Extracted data:
____________

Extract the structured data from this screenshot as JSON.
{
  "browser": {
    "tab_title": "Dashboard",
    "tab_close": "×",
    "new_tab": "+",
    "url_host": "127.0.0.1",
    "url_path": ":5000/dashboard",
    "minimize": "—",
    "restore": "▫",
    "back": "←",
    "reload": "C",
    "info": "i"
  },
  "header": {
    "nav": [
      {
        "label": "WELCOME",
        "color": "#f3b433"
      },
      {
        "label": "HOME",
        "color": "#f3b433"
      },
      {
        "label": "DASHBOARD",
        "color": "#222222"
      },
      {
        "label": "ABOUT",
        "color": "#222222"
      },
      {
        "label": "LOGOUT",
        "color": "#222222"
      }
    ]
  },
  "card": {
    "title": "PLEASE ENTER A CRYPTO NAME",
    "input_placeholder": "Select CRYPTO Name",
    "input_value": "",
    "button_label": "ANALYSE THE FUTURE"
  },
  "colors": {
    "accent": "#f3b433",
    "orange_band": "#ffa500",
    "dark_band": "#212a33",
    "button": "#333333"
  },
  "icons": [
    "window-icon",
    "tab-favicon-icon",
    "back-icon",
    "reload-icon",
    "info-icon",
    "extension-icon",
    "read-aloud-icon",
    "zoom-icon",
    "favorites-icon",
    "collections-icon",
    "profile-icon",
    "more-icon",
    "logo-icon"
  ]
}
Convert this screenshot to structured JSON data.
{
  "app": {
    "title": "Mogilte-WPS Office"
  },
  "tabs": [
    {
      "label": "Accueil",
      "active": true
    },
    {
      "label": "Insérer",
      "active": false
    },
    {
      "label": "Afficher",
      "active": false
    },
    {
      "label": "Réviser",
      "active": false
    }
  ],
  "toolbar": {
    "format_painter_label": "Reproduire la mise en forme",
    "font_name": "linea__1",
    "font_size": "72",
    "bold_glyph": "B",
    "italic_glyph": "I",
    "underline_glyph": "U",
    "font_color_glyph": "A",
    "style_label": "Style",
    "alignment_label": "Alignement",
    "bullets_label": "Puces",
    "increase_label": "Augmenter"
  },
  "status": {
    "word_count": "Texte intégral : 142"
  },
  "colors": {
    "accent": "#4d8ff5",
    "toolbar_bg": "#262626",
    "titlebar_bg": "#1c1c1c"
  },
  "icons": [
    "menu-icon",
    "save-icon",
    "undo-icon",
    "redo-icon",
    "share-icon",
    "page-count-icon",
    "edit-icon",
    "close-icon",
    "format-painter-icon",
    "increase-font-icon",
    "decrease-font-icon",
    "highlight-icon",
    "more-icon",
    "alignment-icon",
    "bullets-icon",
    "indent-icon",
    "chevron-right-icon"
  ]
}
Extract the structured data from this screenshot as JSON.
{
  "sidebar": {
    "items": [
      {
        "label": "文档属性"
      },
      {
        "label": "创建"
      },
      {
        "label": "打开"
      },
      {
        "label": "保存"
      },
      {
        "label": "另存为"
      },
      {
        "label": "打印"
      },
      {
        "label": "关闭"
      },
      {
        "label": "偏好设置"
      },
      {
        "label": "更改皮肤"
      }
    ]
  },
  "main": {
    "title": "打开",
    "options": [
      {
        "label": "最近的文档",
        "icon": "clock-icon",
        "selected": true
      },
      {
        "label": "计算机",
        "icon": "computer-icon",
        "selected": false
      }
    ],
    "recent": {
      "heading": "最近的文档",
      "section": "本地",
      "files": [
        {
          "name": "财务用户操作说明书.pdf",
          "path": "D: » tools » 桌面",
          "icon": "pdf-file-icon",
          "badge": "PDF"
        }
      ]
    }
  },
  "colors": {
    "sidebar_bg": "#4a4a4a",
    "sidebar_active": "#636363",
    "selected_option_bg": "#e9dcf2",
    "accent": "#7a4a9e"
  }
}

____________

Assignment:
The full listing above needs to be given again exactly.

Response area:
Extract the structured data from this screenshot as JSON.
{
  "browser": {
    "tab_title": "Dashboard",
    "tab_close": "×",
    "new_tab": "+",
    "url_host": "127.0.0.1",
    "url_path": ":5000/dashboard",
    "minimize": "—",
    "restore": "▫",
    "back": "←",
    "reload": "C",
    "info": "i"
  },
  "header": {
    "nav": [
      {
        "label": "WELCOME",
        "color": "#f3b433"
      },
      {
        "label": "HOME",
        "color": "#f3b433"
      },
      {
        "label": "DASHBOARD",
        "color": "#222222"
      },
      {
        "label": "ABOUT",
        "color": "#222222"
      },
      {
        "label": "LOGOUT",
        "color": "#222222"
      }
    ]
  },
  "card": {
    "title": "PLEASE ENTER A CRYPTO NAME",
    "input_placeholder": "Select CRYPTO Name",
    "input_value": "",
    "button_label": "ANALYSE THE FUTURE"
  },
  "colors": {
    "accent": "#f3b433",
    "orange_band": "#ffa500",
    "dark_band": "#212a33",
    "button": "#333333"
  },
  "icons": [
    "window-icon",
    "tab-favicon-icon",
    "back-icon",
    "reload-icon",
    "info-icon",
    "extension-icon",
    "read-aloud-icon",
    "zoom-icon",
    "favorites-icon",
    "collections-icon",
    "profile-icon",
    "more-icon",
    "logo-icon"
  ]
}
Convert this screenshot to structured JSON data.
{
  "app": {
    "title": "Mogilte-WPS Office"
  },
  "tabs": [
    {
      "label": "Accueil",
      "active": true
    },
    {
      "label": "Insérer",
      "active": false
    },
    {
      "label": "Afficher",
      "active": false
    },
    {
      "label": "Réviser",
      "active": false
    }
  ],
  "toolbar": {
    "format_painter_label": "Reproduire la mise en forme",
    "font_name": "linea__1",
    "font_size": "72",
    "bold_glyph": "B",
    "italic_glyph": "I",
    "underline_glyph": "U",
    "font_color_glyph": "A",
    "style_label": "Style",
    "alignment_label": "Alignement",
    "bullets_label": "Puces",
    "increase_label": "Augmenter"
  },
  "status": {
    "word_count": "Texte intégral : 142"
  },
  "colors": {
    "accent": "#4d8ff5",
    "toolbar_bg": "#262626",
    "titlebar_bg": "#1c1c1c"
  },
  "icons": [
    "menu-icon",
    "save-icon",
    "undo-icon",
    "redo-icon",
    "share-icon",
    "page-count-icon",
    "edit-icon",
    "close-icon",
    "format-painter-icon",
    "increase-font-icon",
    "decrease-font-icon",
    "highlight-icon",
    "more-icon",
    "alignment-icon",
    "bullets-icon",
    "indent-icon",
    "chevron-right-icon"
  ]
}
Extract the structured data from this screenshot as JSON.
{
  "sidebar": {
    "items": [
      {
        "label": "文档属性"
      },
      {
        "label": "创建"
      },
      {
        "label": "打开"
      },
      {
        "label": "保存"
      },
      {
        "label": "另存为"
      },
      {
        "label": "打印"
      },
      {
        "label": "关闭"
      },
      {
        "label": "偏好设置"
      },
      {
        "label": "更改皮肤"
      }
    ]
  },
  "main": {
    "title": "打开",
    "options": [
      {
        "label": "最近的文档",
        "icon": "clock-icon",
        "selected": true
      },
      {
        "label": "计算机",
        "icon": "computer-icon",
        "selected": false
      }
    ],
    "recent": {
      "heading": "最近的文档",
      "section": "本地",
      "files": [
        {
          "name": "财务用户操作说明书.pdf",
          "path": "D: » tools » 桌面",
          "icon": "pdf-file-icon",
          "badge": "PDF"
        }
      ]
    }
  },
  "colors": {
    "sidebar_bg": "#4a4a4a",
    "sidebar_active": "#636363",
    "selected_option_bg": "#e9dcf2",
    "accent": "#7a4a9e"
  }
}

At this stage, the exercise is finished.